- Input records -
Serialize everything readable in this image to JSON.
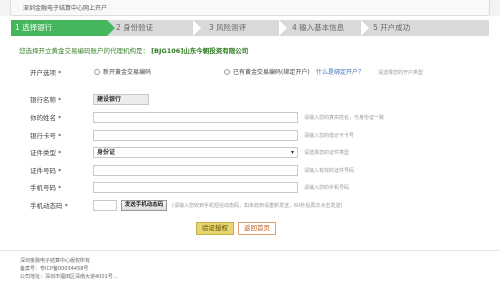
{
  "topbar": {
    "title": "深圳金融电子结算中心网上开户"
  },
  "steps": [
    {
      "label": "1 选择银行"
    },
    {
      "label": "2 身份验证"
    },
    {
      "label": "3 风险测评"
    },
    {
      "label": "4 输入基本信息"
    },
    {
      "label": "5 开户成功"
    }
  ],
  "notice": {
    "prefix": "您选择开立黄金交易编码账户的代理机构是：",
    "agency": "[BJG106]山东今朝投资有限公司"
  },
  "account_type": {
    "label": "开户选项 *",
    "option1": "新开黄金交易编码",
    "option2": "已有黄金交易编码(绑定开户)",
    "link": "什么是绑定开户？",
    "hint": "请选择您的开户类型"
  },
  "fields": {
    "bank_name": {
      "label": "银行名称 *",
      "value": "建设银行"
    },
    "name": {
      "label": "你的姓名 *",
      "hint": "请输入您的真实姓名，与身份证一致"
    },
    "bank_card": {
      "label": "银行卡号 *",
      "hint": "请输入您的借记卡卡号"
    },
    "id_type": {
      "label": "证件类型 *",
      "value": "身份证",
      "hint": "请选择您的证件类型"
    },
    "id_number": {
      "label": "证件号码 *",
      "hint": "请输入有效的证件号码"
    },
    "phone": {
      "label": "手机号码 *",
      "hint": "请输入您的手机号码"
    },
    "sms_code": {
      "label": "手机动态码 *",
      "button": "发送手机动态码",
      "hint": "(请输入您收到手机短信动态码，如未收到请重新发送，60秒后再次点击发送)"
    }
  },
  "buttons": {
    "verify": "验证授权",
    "back": "返回首页"
  },
  "footer": {
    "line1": "深圳金融电子结算中心版权所有",
    "line2": "备案号：粤ICP备00034458号",
    "line3": "公司地址：深圳市福田区深南大道4001号..."
  },
  "colors": {
    "step_active": "#45b65c",
    "notice": "#3a7f2c",
    "verify_button": "#e7d56f"
  }
}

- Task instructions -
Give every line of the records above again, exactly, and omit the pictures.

- Response -
Serialize everything readable in this image to JSON.
{
  "topbar": {
    "title": "深圳金融电子结算中心网上开户"
  },
  "steps": [
    {
      "label": "1 选择银行"
    },
    {
      "label": "2 身份验证"
    },
    {
      "label": "3 风险测评"
    },
    {
      "label": "4 输入基本信息"
    },
    {
      "label": "5 开户成功"
    }
  ],
  "notice": {
    "prefix": "您选择开立黄金交易编码账户的代理机构是：",
    "agency": "[BJG106]山东今朝投资有限公司"
  },
  "account_type": {
    "label": "开户选项 *",
    "option1": "新开黄金交易编码",
    "option2": "已有黄金交易编码(绑定开户)",
    "link": "什么是绑定开户？",
    "hint": "请选择您的开户类型"
  },
  "fields": {
    "bank_name": {
      "label": "银行名称 *",
      "value": "建设银行"
    },
    "name": {
      "label": "你的姓名 *",
      "hint": "请输入您的真实姓名，与身份证一致"
    },
    "bank_card": {
      "label": "银行卡号 *",
      "hint": "请输入您的借记卡卡号"
    },
    "id_type": {
      "label": "证件类型 *",
      "value": "身份证",
      "hint": "请选择您的证件类型"
    },
    "id_number": {
      "label": "证件号码 *",
      "hint": "请输入有效的证件号码"
    },
    "phone": {
      "label": "手机号码 *",
      "hint": "请输入您的手机号码"
    },
    "sms_code": {
      "label": "手机动态码 *",
      "button": "发送手机动态码",
      "hint": "(请输入您收到手机短信动态码，如未收到请重新发送，60秒后再次点击发送)"
    }
  },
  "buttons": {
    "verify": "验证授权",
    "back": "返回首页"
  },
  "footer": {
    "line1": "深圳金融电子结算中心版权所有",
    "line2": "备案号：粤ICP备00034458号",
    "line3": "公司地址：深圳市福田区深南大道4001号..."
  },
  "colors": {
    "step_active": "#45b65c",
    "notice": "#3a7f2c",
    "verify_button": "#e7d56f"
  }
}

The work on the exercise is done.